|Periodic cultural activities||Regular and ongoing cultural programming||Some type of Indigenous language programming||Full Indigenous language immersion programming|
|Type of Program||91||57||88||17|
Source: CICH graphic created using data from the National Collaborating Centre for Aboriginal Health. 2017. Infographic: Education as a social determinant of First Nations, Inuit and Métis health. Data from Chiefs Assembly on Education. A Portrait of First Nations and Education. 2011.
According to a 2011 survey of 515 First Nations schools on reserve, 91% offered periodic cultural activities.
57% offered regular and ongoing cultural programming.
88% offered some type of Indigenous language programming
17% offered full Indigenous language immersion programming.
Including Indigenous culture and language in education is associated with improved developmental and academic outcomes for Indigenous students.1 While the issues affecting Indigenous students and learning are complicated and longstanding – such as intergenerational poverty and trauma – they do not necessarily prevent Indigenous students from succeeding in education. As well as being respected and supported at school, Indigenous children and youth want and need to learn about their cultures, histories and languages. By partnering with Indigenous community members and leader, teachers and schools can incorporate these learnings.2
1National Collaborating Centre for Aboriginal Health. (2017). Infographic: Education as a social determinant of First Nations, Inuit and Métis health. Data from Chiefs Assembly on Education.
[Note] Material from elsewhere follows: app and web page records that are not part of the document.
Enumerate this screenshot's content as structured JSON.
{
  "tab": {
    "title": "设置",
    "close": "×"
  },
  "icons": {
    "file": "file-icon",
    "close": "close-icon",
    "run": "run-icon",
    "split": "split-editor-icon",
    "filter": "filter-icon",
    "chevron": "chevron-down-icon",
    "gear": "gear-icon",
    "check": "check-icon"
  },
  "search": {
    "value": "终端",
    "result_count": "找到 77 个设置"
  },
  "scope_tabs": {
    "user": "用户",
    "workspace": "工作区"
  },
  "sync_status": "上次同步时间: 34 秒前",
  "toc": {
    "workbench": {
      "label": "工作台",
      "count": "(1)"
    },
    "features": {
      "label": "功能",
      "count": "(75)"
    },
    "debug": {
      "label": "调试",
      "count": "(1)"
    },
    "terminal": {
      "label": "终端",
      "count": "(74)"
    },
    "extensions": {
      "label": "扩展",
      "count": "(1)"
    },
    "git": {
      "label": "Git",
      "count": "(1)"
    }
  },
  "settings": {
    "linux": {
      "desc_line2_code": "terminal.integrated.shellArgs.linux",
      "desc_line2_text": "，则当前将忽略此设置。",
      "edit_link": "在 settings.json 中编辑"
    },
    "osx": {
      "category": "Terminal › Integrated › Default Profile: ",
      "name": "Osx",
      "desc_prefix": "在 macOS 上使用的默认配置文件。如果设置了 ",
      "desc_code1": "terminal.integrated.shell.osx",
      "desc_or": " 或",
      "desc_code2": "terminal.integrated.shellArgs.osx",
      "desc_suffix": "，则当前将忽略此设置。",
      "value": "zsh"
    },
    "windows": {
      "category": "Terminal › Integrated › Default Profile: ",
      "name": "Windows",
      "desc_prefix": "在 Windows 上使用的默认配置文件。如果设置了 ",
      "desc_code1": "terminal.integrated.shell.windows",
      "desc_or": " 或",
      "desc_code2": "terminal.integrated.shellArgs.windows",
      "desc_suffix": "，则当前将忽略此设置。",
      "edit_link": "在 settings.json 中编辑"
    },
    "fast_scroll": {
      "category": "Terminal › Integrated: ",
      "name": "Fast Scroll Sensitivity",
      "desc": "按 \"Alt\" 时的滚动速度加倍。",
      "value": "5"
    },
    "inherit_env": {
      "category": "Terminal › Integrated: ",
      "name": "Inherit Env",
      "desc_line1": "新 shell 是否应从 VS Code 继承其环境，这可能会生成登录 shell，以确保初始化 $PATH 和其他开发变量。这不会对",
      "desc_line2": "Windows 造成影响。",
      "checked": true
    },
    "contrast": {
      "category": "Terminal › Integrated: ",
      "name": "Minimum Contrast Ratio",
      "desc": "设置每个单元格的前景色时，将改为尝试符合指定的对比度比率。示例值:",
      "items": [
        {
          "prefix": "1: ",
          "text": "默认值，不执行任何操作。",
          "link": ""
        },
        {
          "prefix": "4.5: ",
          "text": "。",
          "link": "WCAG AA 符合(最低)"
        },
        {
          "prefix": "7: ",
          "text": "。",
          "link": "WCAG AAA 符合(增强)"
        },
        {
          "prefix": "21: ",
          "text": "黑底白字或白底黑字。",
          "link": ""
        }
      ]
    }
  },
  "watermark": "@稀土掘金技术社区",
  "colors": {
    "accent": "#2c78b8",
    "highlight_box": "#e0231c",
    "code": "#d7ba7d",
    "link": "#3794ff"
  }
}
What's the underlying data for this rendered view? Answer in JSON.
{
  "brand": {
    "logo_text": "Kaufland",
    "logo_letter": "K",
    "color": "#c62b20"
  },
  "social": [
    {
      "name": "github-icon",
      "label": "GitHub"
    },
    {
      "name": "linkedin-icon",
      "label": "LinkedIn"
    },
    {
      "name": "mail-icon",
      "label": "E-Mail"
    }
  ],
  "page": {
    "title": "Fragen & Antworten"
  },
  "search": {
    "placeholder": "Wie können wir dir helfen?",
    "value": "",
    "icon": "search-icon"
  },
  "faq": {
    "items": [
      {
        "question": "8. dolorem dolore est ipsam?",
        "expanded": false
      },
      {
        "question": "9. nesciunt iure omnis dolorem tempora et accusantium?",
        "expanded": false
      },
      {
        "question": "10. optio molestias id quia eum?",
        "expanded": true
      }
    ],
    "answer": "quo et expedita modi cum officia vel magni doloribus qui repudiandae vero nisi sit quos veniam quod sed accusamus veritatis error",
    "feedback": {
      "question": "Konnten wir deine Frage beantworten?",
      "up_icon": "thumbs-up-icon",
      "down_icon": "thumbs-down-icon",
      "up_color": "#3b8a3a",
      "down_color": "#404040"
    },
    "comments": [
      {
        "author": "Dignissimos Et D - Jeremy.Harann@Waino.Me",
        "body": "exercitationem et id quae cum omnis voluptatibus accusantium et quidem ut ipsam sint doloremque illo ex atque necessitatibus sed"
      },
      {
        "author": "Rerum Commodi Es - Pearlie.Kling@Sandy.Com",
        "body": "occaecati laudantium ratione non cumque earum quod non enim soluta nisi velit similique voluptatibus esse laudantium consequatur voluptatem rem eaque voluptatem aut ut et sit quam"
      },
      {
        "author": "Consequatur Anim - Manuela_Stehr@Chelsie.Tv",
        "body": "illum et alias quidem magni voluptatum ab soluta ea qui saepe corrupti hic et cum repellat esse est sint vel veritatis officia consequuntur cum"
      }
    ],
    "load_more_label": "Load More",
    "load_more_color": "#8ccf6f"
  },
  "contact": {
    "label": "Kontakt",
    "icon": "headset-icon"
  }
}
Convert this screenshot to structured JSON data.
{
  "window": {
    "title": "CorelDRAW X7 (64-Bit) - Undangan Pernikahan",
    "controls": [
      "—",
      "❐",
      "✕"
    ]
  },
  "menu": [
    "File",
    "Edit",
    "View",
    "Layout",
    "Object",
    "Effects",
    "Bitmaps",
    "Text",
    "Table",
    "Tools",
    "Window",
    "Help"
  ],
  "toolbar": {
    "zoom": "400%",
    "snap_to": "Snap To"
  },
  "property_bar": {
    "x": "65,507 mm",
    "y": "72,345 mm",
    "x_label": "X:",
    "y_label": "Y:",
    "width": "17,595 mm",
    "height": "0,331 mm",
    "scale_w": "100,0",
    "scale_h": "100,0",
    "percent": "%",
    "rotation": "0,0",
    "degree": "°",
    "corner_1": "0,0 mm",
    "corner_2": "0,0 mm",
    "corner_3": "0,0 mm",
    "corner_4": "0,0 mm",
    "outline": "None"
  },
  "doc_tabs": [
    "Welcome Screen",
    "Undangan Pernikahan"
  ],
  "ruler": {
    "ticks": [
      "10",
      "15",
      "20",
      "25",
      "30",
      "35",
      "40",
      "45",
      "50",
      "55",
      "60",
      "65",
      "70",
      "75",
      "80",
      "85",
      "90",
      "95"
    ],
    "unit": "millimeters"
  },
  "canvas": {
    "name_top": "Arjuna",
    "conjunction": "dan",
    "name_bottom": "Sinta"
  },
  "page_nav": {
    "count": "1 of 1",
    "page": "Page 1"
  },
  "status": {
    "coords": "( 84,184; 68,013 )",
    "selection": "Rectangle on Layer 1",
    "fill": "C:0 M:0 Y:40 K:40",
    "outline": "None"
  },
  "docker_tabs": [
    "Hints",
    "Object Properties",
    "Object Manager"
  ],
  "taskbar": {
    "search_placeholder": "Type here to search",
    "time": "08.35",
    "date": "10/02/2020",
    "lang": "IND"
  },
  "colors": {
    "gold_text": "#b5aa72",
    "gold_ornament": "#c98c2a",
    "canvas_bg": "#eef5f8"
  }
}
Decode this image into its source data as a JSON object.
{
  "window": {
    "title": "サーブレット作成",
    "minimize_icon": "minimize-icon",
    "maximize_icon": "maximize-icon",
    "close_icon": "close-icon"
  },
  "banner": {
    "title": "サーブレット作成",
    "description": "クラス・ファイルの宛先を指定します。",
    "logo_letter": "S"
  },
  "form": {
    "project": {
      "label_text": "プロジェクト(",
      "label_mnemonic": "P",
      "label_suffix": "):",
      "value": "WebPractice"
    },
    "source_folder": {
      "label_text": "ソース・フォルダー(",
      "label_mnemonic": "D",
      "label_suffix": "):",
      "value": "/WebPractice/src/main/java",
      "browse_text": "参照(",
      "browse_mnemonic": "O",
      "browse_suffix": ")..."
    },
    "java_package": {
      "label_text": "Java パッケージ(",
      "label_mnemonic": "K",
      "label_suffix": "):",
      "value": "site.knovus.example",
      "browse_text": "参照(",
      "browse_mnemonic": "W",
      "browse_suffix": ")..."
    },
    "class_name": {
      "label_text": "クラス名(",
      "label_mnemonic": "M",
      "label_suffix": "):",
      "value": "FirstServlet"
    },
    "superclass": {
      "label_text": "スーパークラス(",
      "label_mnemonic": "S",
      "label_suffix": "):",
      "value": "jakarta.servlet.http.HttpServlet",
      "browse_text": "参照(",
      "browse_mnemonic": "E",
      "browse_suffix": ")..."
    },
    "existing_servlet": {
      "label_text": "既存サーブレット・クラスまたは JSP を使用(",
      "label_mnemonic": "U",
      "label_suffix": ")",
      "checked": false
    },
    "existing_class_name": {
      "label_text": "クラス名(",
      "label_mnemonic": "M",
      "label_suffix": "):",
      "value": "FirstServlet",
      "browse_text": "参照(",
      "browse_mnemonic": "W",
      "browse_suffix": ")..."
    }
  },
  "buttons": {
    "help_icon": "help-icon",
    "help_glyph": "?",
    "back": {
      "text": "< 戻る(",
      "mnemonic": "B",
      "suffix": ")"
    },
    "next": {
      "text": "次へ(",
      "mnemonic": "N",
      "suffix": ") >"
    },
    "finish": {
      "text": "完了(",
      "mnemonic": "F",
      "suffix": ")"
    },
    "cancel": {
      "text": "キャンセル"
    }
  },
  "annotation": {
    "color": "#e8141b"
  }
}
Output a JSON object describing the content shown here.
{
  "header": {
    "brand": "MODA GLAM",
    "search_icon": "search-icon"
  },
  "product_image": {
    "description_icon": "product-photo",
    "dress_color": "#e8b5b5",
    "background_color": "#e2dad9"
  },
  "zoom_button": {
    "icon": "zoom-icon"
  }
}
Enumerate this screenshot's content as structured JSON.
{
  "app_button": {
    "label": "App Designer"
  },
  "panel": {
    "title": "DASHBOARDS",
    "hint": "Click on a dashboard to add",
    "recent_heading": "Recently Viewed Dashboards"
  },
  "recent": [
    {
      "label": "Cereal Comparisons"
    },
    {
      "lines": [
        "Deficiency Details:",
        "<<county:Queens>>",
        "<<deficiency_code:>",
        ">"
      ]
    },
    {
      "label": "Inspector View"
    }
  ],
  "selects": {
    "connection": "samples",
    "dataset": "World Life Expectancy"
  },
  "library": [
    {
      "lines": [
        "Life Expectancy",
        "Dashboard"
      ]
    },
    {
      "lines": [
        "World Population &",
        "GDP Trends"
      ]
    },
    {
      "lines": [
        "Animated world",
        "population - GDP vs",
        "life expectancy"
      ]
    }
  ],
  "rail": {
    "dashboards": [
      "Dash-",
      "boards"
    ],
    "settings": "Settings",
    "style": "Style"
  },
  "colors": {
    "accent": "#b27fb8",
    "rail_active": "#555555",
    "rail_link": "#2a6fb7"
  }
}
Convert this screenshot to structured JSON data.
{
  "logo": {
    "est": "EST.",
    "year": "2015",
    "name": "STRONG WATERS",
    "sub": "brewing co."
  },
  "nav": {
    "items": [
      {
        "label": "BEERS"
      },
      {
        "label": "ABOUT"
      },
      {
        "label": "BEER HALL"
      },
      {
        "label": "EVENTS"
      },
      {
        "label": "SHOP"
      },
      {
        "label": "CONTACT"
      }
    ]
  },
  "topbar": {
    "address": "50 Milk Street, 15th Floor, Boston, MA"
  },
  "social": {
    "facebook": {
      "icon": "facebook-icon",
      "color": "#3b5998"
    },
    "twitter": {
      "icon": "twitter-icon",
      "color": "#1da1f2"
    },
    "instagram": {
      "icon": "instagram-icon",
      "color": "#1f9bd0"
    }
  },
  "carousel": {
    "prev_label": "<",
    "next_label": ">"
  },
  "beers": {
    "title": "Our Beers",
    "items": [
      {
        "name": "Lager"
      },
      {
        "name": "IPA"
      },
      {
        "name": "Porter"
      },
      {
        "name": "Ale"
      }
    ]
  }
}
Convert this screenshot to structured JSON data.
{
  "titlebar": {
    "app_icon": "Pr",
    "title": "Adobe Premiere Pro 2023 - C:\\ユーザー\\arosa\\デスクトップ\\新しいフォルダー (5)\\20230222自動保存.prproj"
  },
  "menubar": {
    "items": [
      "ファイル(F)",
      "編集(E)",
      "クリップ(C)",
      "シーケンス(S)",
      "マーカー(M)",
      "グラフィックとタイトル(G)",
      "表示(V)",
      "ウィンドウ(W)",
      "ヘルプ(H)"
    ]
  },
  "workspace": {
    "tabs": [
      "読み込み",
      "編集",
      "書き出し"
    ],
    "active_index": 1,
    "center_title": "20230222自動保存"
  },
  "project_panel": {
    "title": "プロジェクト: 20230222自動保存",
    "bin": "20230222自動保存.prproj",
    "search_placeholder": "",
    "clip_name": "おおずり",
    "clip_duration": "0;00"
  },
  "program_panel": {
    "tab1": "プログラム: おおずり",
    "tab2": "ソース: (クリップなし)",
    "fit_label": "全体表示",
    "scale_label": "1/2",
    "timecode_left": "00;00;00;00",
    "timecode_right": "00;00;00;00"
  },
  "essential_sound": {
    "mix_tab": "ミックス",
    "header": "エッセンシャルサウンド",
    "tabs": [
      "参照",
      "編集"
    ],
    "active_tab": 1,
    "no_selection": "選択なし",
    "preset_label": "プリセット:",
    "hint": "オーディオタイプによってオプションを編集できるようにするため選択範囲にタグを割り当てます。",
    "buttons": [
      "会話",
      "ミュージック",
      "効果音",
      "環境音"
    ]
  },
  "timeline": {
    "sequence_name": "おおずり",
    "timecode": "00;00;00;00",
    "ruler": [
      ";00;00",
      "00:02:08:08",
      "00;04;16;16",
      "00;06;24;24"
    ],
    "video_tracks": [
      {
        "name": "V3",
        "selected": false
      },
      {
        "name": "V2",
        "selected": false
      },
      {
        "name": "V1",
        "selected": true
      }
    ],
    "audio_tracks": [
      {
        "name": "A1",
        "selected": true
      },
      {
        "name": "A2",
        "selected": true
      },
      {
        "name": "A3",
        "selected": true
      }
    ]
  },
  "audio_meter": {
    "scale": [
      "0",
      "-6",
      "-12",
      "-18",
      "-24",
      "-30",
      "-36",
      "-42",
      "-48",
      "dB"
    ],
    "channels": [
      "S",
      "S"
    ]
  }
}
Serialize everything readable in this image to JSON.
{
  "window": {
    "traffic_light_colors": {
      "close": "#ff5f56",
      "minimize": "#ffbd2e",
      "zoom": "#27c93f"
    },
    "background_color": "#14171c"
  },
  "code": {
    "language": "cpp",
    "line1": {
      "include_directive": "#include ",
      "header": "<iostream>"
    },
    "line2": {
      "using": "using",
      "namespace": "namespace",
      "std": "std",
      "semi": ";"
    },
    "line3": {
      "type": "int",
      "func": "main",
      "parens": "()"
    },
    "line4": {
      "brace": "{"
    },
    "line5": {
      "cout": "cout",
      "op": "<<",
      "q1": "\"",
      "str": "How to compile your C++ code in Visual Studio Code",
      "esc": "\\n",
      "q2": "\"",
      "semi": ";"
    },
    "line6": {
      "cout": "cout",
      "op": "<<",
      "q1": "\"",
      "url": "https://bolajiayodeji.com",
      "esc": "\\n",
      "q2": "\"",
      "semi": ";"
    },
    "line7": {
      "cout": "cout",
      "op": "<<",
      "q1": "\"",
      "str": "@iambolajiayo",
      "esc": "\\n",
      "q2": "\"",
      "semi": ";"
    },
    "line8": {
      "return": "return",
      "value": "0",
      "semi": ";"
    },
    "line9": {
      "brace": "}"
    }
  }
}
A Portrait of First Nations and Education. (2011).
2Organisation for Economic Co-operation and Development (2017). Promising practices in supporting success for Indigenous students Paris: OECD Publishing. http://dx.doi.org/10.1787/9789264279421-en